• [Exercise details]
Work through the records below, line by line, and say how many lines include "glyph", with nothing else.

[Data excerpts]
•••••

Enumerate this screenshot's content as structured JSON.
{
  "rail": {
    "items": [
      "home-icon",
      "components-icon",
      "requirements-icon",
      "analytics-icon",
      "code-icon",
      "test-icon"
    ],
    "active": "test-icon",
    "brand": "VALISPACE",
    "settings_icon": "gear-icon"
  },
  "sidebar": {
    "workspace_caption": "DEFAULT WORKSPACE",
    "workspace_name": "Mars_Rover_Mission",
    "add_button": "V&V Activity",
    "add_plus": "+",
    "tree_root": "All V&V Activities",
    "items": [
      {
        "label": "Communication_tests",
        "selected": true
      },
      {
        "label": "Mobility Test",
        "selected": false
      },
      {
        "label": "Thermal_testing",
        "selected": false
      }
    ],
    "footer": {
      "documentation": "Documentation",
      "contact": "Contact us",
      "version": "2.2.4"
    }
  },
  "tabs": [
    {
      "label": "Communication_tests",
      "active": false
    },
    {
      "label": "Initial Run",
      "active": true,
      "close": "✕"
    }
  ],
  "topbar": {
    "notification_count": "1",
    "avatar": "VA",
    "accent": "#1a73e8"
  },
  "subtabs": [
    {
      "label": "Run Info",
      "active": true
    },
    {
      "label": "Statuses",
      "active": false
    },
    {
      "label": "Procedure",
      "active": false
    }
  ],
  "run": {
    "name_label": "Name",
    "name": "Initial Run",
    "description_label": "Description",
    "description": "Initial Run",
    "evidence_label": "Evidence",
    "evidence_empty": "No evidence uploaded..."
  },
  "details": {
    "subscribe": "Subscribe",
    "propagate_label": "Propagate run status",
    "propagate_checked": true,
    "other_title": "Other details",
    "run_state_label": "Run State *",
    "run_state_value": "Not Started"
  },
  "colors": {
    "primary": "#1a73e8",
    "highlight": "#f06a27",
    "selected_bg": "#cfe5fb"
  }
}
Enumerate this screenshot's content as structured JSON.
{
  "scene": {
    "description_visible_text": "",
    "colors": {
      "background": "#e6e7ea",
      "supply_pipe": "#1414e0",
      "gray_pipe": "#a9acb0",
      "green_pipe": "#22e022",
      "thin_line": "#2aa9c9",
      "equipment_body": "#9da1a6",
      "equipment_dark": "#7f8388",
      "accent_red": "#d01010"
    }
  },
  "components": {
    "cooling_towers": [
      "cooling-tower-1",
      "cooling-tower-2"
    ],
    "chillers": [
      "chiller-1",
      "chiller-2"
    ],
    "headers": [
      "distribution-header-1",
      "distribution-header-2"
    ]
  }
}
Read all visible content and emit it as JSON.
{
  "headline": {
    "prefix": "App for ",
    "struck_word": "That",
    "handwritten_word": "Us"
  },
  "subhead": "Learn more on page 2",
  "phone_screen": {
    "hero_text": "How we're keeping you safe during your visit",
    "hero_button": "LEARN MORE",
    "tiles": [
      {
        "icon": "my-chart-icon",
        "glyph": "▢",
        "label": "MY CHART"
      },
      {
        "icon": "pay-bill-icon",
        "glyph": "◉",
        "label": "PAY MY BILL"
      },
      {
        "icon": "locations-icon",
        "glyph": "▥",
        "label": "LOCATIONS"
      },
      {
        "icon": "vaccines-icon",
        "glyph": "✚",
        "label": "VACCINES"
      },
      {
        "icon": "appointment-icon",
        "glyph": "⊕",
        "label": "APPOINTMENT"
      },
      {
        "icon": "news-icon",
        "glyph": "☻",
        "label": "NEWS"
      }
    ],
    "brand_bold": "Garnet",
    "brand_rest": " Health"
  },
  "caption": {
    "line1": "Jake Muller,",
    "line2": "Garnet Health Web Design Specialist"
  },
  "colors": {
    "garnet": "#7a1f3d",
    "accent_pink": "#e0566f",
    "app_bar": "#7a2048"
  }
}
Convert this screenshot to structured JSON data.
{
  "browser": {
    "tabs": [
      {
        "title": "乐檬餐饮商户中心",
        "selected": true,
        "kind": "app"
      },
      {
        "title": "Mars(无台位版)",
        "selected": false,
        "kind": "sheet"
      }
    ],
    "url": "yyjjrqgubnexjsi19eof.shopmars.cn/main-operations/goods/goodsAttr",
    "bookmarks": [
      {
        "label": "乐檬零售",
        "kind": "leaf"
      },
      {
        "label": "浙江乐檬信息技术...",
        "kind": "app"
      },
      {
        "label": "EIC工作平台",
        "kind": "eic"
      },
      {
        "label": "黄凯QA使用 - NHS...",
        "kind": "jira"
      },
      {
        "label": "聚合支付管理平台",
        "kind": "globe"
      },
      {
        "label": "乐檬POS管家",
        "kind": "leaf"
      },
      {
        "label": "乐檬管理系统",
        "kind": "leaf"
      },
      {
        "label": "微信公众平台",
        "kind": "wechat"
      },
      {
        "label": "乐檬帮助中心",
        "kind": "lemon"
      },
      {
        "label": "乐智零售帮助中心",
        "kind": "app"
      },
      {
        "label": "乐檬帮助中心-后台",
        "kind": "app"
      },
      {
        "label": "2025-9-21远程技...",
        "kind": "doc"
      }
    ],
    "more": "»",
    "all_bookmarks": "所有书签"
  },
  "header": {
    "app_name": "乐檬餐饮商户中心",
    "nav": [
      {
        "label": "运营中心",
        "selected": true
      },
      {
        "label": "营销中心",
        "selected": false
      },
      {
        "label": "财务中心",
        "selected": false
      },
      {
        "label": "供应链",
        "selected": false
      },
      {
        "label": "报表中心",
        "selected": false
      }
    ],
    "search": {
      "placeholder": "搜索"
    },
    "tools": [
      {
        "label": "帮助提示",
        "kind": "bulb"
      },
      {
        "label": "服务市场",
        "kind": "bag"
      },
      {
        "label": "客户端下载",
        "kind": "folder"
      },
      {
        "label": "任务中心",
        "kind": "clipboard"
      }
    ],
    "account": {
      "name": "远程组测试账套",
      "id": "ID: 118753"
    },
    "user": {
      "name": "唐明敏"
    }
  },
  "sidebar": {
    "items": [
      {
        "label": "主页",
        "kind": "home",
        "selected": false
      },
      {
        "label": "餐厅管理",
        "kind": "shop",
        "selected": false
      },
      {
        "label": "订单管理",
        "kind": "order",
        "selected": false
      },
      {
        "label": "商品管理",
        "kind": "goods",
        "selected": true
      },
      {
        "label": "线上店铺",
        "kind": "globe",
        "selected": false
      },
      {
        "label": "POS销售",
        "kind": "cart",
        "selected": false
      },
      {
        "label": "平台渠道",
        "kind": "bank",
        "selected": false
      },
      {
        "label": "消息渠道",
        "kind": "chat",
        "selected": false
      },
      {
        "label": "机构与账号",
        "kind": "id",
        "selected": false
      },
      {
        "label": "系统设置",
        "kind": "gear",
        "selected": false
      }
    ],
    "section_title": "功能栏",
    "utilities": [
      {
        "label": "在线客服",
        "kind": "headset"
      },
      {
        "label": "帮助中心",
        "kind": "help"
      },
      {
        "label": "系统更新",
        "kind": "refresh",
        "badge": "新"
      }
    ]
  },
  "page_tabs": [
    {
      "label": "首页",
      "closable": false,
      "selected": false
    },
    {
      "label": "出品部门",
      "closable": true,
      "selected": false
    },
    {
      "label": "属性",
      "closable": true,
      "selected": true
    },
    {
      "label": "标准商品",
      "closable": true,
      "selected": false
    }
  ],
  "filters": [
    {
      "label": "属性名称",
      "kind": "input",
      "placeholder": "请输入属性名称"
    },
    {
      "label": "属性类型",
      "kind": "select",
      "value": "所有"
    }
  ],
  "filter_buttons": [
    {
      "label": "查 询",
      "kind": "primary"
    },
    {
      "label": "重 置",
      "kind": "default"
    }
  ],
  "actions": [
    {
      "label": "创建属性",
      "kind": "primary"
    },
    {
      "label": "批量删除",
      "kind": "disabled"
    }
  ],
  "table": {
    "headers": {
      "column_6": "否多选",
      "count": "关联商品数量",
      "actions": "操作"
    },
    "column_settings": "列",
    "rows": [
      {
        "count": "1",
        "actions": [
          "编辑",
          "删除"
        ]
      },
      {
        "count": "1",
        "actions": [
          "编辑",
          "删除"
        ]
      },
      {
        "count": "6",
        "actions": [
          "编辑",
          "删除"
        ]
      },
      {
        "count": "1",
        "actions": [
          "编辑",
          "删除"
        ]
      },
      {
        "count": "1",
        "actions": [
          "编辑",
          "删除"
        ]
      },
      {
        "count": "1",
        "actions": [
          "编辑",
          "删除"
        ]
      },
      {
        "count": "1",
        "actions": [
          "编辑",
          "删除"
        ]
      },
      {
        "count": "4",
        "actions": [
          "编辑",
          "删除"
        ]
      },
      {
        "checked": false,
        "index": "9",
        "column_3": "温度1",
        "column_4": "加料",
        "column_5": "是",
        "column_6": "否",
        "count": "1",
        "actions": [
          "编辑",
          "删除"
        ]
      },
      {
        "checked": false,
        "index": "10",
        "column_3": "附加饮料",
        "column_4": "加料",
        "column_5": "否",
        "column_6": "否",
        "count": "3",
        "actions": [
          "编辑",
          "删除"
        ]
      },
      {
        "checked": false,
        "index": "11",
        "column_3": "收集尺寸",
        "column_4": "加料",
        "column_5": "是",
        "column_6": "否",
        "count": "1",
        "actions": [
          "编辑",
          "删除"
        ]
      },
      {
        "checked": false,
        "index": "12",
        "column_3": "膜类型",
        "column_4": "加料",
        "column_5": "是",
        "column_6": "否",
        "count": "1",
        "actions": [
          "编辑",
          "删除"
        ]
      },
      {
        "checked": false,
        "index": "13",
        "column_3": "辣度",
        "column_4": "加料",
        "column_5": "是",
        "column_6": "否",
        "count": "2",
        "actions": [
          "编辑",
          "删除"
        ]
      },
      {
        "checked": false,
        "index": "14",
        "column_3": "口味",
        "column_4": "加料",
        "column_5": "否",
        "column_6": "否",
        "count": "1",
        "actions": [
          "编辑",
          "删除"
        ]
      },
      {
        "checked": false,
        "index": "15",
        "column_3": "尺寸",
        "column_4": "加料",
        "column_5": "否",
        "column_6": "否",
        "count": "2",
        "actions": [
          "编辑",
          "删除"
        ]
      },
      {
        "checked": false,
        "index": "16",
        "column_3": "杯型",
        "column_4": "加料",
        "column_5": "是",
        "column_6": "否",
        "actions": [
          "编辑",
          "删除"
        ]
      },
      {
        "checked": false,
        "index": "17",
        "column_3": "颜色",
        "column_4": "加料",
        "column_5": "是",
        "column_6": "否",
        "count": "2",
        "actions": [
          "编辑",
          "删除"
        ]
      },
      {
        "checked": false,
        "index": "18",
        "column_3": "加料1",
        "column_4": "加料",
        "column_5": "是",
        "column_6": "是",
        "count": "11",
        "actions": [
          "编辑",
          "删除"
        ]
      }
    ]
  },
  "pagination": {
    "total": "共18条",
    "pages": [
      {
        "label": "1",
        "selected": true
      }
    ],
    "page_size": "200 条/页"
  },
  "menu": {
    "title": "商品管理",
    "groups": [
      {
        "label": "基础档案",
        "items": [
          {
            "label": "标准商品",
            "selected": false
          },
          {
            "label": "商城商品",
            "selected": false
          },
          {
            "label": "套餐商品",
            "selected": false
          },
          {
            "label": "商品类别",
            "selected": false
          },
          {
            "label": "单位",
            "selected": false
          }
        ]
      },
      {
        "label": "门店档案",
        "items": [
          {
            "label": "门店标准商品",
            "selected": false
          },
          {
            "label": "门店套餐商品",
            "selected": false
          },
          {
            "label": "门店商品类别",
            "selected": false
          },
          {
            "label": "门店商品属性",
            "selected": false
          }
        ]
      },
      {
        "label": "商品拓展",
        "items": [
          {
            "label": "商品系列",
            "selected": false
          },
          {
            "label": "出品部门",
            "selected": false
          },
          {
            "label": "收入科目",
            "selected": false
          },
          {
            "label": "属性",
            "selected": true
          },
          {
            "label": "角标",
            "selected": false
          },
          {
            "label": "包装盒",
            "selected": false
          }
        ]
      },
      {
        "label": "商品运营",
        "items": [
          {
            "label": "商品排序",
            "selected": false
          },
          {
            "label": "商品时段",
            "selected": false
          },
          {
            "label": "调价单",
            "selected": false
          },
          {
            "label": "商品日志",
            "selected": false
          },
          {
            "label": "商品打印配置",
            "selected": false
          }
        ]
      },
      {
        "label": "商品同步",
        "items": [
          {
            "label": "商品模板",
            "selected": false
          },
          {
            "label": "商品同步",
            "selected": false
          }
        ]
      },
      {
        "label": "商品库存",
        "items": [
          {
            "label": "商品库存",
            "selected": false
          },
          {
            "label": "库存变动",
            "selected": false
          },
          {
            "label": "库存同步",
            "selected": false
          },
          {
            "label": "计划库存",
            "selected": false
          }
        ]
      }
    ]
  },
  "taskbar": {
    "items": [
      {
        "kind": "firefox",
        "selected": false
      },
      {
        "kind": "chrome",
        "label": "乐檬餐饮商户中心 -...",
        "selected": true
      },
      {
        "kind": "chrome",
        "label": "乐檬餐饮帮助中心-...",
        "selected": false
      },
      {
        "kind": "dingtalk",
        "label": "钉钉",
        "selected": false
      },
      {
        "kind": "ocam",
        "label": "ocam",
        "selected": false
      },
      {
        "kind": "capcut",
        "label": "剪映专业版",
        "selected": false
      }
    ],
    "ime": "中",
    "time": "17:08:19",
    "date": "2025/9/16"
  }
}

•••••

• [Solution]
6